  16. Gray KJ, Bordt EA, Atyeo C, et al. Coronavirus disease 2019 vaccine response in pregnant and lactating women: a cohort study. Am J Obstet Gynecol. Published online March 25, 2021. DOI: https://doi.org/10.1016/j.ajog.2021.03.023
  17. Shook LL, Atyeo CG, Yonker LM, et al. Durability of Anti-Spike Antibodies in Infants After Maternal COVID-19 Vaccination or Natural Infection. JAMA. Published online February 07, 2022. DOI: https://doi.org/10.1001/jama.2022.1206
  18. Halasa NB, Olson SM, Staat MA, et al. Vaccine Effectiveness Against COVID-19 Hospitalization in Infants <6 Months of Age from Maternal mRNA COVID-19 Vaccination — United States, July 2021– January 2022 MMWR Morb Mortal Wkly Rep 2022;71: 264–270. DOI: https://dx.doi.org/10.15585/mmwr.mm7107e3

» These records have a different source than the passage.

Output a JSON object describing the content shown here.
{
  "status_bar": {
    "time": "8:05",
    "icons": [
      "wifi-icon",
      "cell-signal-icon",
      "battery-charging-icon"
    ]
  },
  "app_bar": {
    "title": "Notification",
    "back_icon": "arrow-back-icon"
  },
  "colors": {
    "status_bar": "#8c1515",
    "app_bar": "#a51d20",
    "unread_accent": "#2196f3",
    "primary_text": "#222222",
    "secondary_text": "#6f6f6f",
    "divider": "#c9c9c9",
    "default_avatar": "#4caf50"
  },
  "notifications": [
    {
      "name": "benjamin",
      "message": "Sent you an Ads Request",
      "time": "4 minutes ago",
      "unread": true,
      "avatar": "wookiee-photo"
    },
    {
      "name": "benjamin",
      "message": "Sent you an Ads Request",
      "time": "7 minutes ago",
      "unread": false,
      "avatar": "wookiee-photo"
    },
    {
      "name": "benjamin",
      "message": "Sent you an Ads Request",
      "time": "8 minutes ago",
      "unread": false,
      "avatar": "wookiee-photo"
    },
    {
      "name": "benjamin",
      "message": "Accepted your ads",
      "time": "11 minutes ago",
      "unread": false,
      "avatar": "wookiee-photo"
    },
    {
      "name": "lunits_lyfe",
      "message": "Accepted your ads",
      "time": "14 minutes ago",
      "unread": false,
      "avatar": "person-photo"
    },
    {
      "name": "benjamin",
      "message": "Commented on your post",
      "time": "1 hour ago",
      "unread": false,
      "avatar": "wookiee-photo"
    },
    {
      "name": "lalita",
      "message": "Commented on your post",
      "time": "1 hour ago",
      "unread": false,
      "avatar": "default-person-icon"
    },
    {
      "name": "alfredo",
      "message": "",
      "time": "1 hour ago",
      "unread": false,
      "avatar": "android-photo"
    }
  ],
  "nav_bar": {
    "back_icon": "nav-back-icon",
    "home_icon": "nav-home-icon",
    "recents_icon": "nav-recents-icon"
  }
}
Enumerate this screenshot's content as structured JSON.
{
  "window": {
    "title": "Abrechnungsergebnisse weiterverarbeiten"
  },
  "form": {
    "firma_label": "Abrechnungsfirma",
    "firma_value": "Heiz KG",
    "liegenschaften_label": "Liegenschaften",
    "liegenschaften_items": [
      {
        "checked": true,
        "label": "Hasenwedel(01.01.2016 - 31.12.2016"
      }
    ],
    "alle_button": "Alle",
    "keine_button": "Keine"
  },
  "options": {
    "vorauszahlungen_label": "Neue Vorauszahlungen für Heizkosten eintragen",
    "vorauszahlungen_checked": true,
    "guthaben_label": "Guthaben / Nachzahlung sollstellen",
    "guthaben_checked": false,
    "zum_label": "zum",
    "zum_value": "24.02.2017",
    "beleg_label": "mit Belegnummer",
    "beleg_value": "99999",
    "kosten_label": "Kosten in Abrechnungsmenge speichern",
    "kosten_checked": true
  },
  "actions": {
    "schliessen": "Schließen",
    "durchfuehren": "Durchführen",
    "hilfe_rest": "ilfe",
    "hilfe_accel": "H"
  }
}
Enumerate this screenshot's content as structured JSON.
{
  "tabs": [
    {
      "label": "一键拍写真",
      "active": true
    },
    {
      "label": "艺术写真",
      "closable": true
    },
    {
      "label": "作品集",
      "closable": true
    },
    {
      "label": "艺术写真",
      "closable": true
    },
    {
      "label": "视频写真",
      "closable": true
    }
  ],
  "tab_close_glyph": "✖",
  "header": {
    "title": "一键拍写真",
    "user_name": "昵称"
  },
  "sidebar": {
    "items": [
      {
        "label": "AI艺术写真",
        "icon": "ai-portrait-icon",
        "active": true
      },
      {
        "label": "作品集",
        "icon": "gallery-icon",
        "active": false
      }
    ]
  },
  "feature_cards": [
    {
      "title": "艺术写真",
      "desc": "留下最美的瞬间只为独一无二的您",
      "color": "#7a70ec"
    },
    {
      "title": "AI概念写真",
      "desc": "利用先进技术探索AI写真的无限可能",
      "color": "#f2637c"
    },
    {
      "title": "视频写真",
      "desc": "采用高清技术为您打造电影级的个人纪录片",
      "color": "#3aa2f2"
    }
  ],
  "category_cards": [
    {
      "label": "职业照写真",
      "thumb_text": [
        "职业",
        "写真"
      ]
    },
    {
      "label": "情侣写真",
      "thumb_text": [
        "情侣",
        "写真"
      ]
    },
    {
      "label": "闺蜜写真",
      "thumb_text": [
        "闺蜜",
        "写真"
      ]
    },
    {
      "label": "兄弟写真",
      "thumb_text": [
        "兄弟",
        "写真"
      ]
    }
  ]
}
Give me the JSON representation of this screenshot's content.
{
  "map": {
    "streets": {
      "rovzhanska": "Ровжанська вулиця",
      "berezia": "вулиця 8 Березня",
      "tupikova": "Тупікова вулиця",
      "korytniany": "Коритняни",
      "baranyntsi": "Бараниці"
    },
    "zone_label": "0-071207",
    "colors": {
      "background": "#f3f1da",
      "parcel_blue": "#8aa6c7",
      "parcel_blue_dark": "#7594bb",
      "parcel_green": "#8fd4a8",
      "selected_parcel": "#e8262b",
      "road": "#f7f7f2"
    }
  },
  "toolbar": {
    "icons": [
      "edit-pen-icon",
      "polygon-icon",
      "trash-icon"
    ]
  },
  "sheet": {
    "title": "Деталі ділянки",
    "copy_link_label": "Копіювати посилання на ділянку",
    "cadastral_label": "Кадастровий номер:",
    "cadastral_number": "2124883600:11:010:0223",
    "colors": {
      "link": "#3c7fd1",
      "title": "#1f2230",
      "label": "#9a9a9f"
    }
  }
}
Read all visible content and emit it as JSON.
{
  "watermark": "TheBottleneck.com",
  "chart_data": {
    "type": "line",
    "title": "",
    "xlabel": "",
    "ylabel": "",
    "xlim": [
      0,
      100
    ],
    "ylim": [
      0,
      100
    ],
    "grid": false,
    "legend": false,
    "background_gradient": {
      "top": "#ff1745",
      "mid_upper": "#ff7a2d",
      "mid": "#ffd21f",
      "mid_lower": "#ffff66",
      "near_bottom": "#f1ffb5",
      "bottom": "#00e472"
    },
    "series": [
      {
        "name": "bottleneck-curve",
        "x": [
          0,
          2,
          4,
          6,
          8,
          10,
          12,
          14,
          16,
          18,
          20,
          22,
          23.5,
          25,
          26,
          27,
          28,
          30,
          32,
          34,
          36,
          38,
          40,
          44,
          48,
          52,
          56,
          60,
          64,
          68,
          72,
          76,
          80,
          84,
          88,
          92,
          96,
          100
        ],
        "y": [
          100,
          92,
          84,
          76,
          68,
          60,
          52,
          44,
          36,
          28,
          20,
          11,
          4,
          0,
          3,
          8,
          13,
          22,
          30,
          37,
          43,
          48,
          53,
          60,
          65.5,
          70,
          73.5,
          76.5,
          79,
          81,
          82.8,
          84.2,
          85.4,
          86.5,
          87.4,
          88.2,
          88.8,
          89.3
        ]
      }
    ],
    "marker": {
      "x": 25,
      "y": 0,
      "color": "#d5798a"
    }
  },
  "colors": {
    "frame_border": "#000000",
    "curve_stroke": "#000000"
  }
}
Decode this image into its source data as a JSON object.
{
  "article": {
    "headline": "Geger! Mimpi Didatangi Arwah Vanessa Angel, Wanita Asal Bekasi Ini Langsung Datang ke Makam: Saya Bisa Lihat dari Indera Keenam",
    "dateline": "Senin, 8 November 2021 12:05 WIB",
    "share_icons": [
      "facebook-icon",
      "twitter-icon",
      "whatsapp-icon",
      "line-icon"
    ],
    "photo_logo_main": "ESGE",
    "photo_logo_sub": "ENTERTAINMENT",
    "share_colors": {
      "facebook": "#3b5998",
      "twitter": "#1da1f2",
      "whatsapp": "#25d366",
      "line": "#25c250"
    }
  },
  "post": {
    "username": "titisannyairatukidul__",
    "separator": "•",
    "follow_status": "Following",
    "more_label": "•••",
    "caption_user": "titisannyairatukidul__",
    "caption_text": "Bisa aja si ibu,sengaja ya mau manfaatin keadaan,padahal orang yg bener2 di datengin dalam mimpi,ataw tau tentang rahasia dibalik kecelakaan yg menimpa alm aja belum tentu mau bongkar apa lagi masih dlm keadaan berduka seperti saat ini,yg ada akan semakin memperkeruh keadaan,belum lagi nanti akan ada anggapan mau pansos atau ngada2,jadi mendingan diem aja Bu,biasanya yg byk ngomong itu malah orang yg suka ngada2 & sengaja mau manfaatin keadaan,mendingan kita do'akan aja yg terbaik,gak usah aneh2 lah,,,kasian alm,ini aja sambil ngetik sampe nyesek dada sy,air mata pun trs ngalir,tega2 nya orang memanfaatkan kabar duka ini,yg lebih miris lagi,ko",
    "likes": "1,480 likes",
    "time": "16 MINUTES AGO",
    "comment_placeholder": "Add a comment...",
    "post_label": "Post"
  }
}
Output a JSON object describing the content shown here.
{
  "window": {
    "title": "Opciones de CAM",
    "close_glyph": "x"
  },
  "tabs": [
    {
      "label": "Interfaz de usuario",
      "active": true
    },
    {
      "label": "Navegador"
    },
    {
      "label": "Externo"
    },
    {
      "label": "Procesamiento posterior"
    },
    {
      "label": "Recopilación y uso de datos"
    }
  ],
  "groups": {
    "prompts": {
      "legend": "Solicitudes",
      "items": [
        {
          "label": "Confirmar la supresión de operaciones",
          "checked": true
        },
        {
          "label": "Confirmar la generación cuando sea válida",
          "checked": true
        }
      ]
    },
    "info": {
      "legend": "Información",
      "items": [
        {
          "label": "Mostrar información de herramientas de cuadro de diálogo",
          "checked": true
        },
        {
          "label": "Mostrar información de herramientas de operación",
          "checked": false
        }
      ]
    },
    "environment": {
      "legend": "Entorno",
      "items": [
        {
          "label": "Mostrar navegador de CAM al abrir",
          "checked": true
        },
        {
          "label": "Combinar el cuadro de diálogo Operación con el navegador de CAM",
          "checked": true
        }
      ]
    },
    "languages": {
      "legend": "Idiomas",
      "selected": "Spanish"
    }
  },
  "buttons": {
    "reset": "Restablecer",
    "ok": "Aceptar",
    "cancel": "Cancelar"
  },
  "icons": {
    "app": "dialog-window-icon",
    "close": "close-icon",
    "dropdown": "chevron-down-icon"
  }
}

  19. Perl SH, Uzan-Yulzari A, Klainer H, et al. SARS-CoV-2–Specific Antibodies in Breast Milk After COVID-19 Vaccination of Breastfeeding Women. 2021;325(19):2013–2014. DOI: https://doi.org/10.1001/jama.2021.5782
  20. Kelly JC, Carter EB, Raghuraman N, et al. Anti–severe acute respiratory syndrome coronavirus 2 antibodies induced in breast milk after Pfizer-BioNTech/BNT162b2 vaccination. Am J Obstet Gynecol. 2021;225(1):101-103. DOI: https://doi.org/10.1016/j.ajog.2021.03.031
  21. Jakuszko K, Kościelska-Kasprzak K, Żabińska M, et al. Immune Response to Vaccination against COVID-19 in Breastfeeding Health Workers. Vaccines. 2021; 9(6):663. DOI: https://doi.org/10.3390/vaccines9060663
  22. Baird JK, Jensen SM, Urba WJ, et al. SARS-CoV-2 Antibodies Detected in Mother’s Milk Post-Vaccination. Journal of Human Lactation. 2021;37(3):492-498. DOI: https://doi.org/10.1177/08903344211030168
  23. Charepe N, Goncalves J, Juliano M, et al. COVID-19 mRNA vaccine and antibody response in lactating women: a prospective cohort study. BMC Pregnancy Childbirth 2021;(21): 632. DOI: https://doi.org/10.1186/s12884-021-04051-6